My co-founder of Snapshot Stories Karlyn Coleman wrote a great blog post ("Preserving Memories") for the Loft Literary Center outlining the background of the class/program. She tells about her experience teaching seniors in Princeton, MN, and my experience with my grandfather. She says, "We saw how the sharing built community, created empathy, and helped the writers grow." This was the impetus for Snapshot Stories: to give people an outlet to write and share their stories.
We truly believe that stories are powerful. We're so excited to bring our energy and passion to people who want to tell theirs.
Art is not produced in a vacuum. First drafts, sketches, or melodies might be created in isolation, but at some point artists need external participation whether that means a piece of art hangs from a gallery wall, is heard at a concert, or is read on the page. I am working toward finding new external outlets for my writing every day and despite any setbacks am forging ahead.
While it's best to function on self-belief and internal motivation, a little external pressure never hurts. That's why it was so humbling to be mentioned in Laurie Hertzel's review of the Star Tribune's Artist of the Year, Lesley Nneka Arimah. I saw her read at her book launch for "When a Man Falls from the Sky" and was moved by both her words and her presence. The Strib's overview of her work and her place in both Minnesotan and American society was spot-on. And being mentioned alongside Arimah is truly a personal call-to-action for me and my goals for 2018.

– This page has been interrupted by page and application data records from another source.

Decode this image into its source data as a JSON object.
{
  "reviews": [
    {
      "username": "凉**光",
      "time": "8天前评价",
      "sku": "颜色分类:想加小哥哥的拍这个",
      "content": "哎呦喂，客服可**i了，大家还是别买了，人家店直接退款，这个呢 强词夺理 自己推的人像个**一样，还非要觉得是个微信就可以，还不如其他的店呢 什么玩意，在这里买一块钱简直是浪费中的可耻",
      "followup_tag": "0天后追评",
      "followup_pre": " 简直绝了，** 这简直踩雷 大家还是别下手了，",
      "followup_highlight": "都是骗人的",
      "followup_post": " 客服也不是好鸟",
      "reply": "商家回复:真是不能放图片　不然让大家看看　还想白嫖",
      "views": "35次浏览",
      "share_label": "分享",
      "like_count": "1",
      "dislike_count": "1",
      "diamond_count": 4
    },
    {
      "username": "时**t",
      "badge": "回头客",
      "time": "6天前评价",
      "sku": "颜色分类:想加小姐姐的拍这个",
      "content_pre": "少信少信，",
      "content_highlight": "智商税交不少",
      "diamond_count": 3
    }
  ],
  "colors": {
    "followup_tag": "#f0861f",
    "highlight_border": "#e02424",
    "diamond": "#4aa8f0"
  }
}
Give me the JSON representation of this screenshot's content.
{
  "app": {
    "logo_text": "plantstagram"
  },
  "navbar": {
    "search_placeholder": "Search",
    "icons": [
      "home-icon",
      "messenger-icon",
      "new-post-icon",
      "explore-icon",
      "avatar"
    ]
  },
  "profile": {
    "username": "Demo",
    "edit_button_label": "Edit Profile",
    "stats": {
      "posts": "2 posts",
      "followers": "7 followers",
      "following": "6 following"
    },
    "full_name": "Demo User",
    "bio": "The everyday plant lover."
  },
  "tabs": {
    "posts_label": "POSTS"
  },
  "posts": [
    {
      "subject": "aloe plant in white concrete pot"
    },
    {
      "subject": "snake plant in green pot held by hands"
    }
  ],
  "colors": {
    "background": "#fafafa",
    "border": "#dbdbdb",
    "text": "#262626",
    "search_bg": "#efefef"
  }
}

Minnesota, a state that once was best known for white male writers such as Robert Bly, Sinclair Lewis and F. Scott Fitzgerald, was developing a strong community of female writers as well as writers of color. Some — Arimah, Marlon James, Danez Smith, Sun Yung Shin and Bao Phi, for instance — were getting national and international attention, and others — Su Hwang, Donte Collins, Anika Fajardo — were well on their way.